Records for the task:
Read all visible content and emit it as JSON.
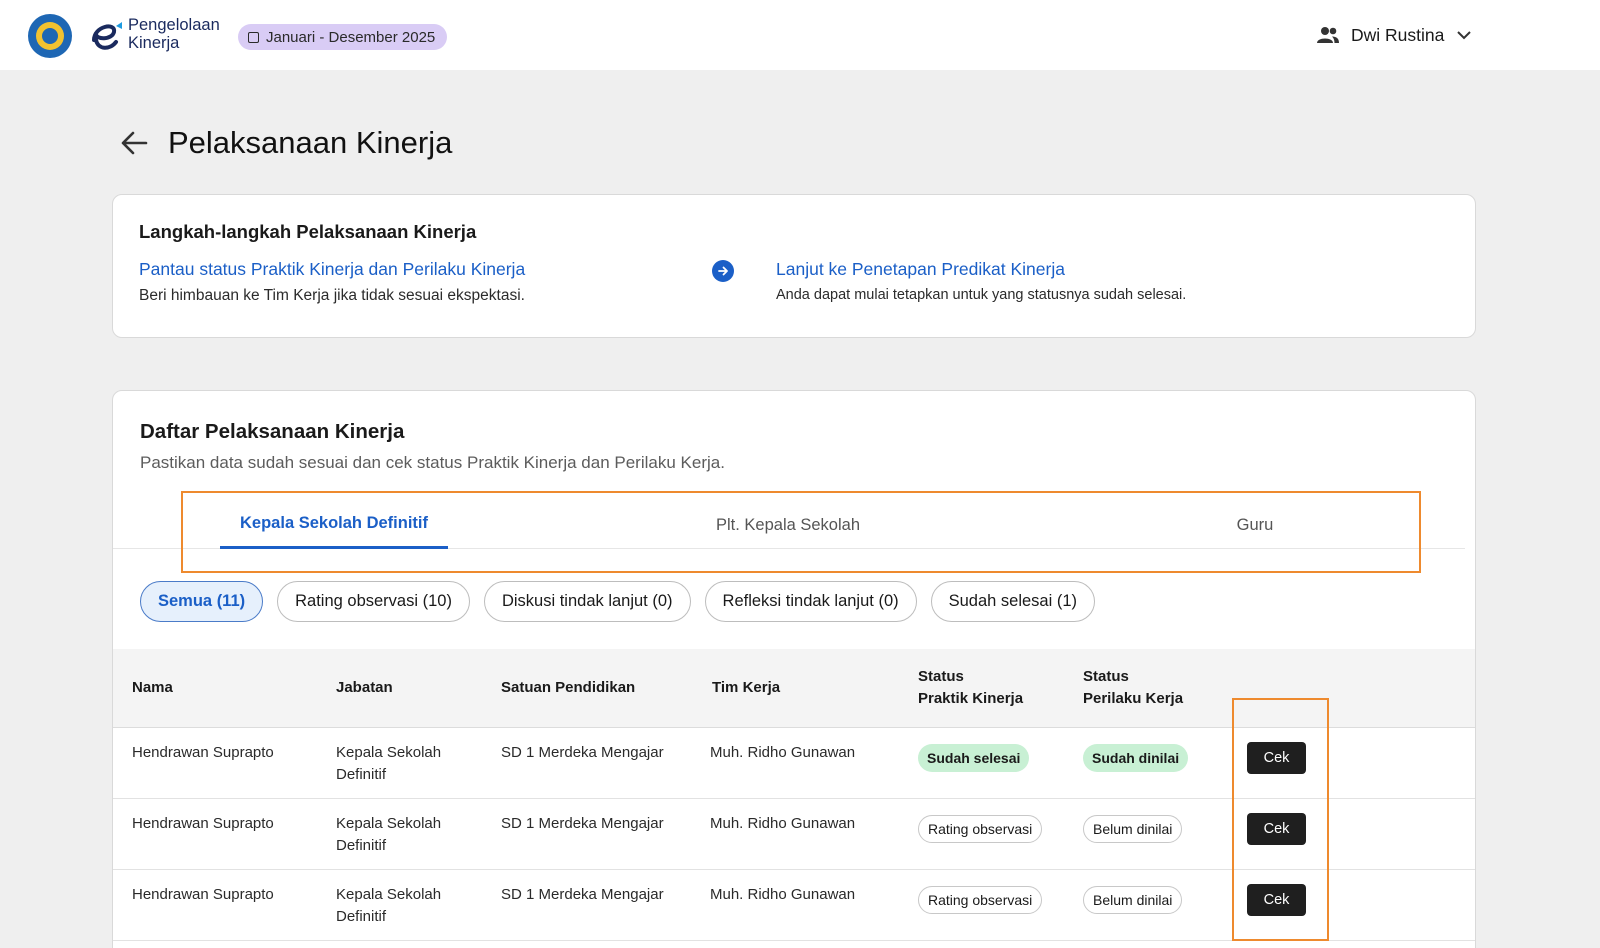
{
  "header": {
    "app_name_line1": "Pengelolaan",
    "app_name_line2": "Kinerja",
    "period": "Januari - Desember 2025",
    "user_name": "Dwi Rustina"
  },
  "page": {
    "title": "Pelaksanaan Kinerja"
  },
  "steps": {
    "title": "Langkah-langkah Pelaksanaan Kinerja",
    "step1_link": "Pantau status Praktik Kinerja dan Perilaku Kinerja",
    "step1_desc": "Beri himbauan ke Tim Kerja jika tidak sesuai ekspektasi.",
    "step2_link": "Lanjut ke Penetapan Predikat Kinerja",
    "step2_desc": "Anda dapat mulai tetapkan untuk yang statusnya sudah selesai."
  },
  "list": {
    "title": "Daftar Pelaksanaan Kinerja",
    "subtitle": "Pastikan data sudah sesuai dan cek status Praktik Kinerja dan Perilaku Kerja.",
    "tabs": [
      "Kepala Sekolah Definitif",
      "Plt. Kepala Sekolah",
      "Guru"
    ],
    "active_tab": "Kepala Sekolah Definitif",
    "filters": [
      "Semua (11)",
      "Rating observasi (10)",
      "Diskusi tindak lanjut (0)",
      "Refleksi tindak lanjut (0)",
      "Sudah selesai (1)"
    ],
    "active_filter": "Semua (11)"
  },
  "table": {
    "headers": {
      "nama": "Nama",
      "jabatan": "Jabatan",
      "satuan": "Satuan Pendidikan",
      "tim": "Tim Kerja",
      "praktik_1": "Status",
      "praktik_2": "Praktik Kinerja",
      "perilaku_1": "Status",
      "perilaku_2": "Perilaku Kerja"
    },
    "rows": [
      {
        "nama": "Hendrawan Suprapto",
        "jabatan_1": "Kepala Sekolah",
        "jabatan_2": "Definitif",
        "satuan": "SD 1 Merdeka Mengajar",
        "tim": "Muh. Ridho Gunawan",
        "praktik": "Sudah selesai",
        "perilaku": "Sudah dinilai",
        "action": "Cek"
      },
      {
        "nama": "Hendrawan Suprapto",
        "jabatan_1": "Kepala Sekolah",
        "jabatan_2": "Definitif",
        "satuan": "SD 1 Merdeka Mengajar",
        "tim": "Muh. Ridho Gunawan",
        "praktik": "Rating observasi",
        "perilaku": "Belum dinilai",
        "action": "Cek"
      },
      {
        "nama": "Hendrawan Suprapto",
        "jabatan_1": "Kepala Sekolah",
        "jabatan_2": "Definitif",
        "satuan": "SD 1 Merdeka Mengajar",
        "tim": "Muh. Ridho Gunawan",
        "praktik": "Rating observasi",
        "perilaku": "Belum dinilai",
        "action": "Cek"
      }
    ]
  },
  "colors": {
    "accent": "#1b5fc7",
    "highlight": "#ee8a2e",
    "done_badge": "#c8f0d4",
    "period_chip": "#d9ccf5"
  },
  "icons": {
    "logo": "tut-wuri-handayani-emblem",
    "back": "arrow-left-icon",
    "step_arrow": "arrow-right-circle-icon",
    "user": "people-icon",
    "user_menu": "chevron-down-icon",
    "period": "calendar-icon"
  }
}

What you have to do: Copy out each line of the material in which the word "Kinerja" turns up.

Written response:
    "app_name_line2": "Kinerja",
    "title": "Pelaksanaan Kinerja"
    "title": "Langkah-langkah Pelaksanaan Kinerja",
    "step1_link": "Pantau status Praktik Kinerja dan Perilaku Kinerja",
    "step2_link": "Lanjut ke Penetapan Predikat Kinerja",
    "title": "Daftar Pelaksanaan Kinerja",
    "subtitle": "Pastikan data sudah sesuai dan cek status Praktik Kinerja dan Perilaku Kerja.",
      "praktik_2": "Praktik Kinerja",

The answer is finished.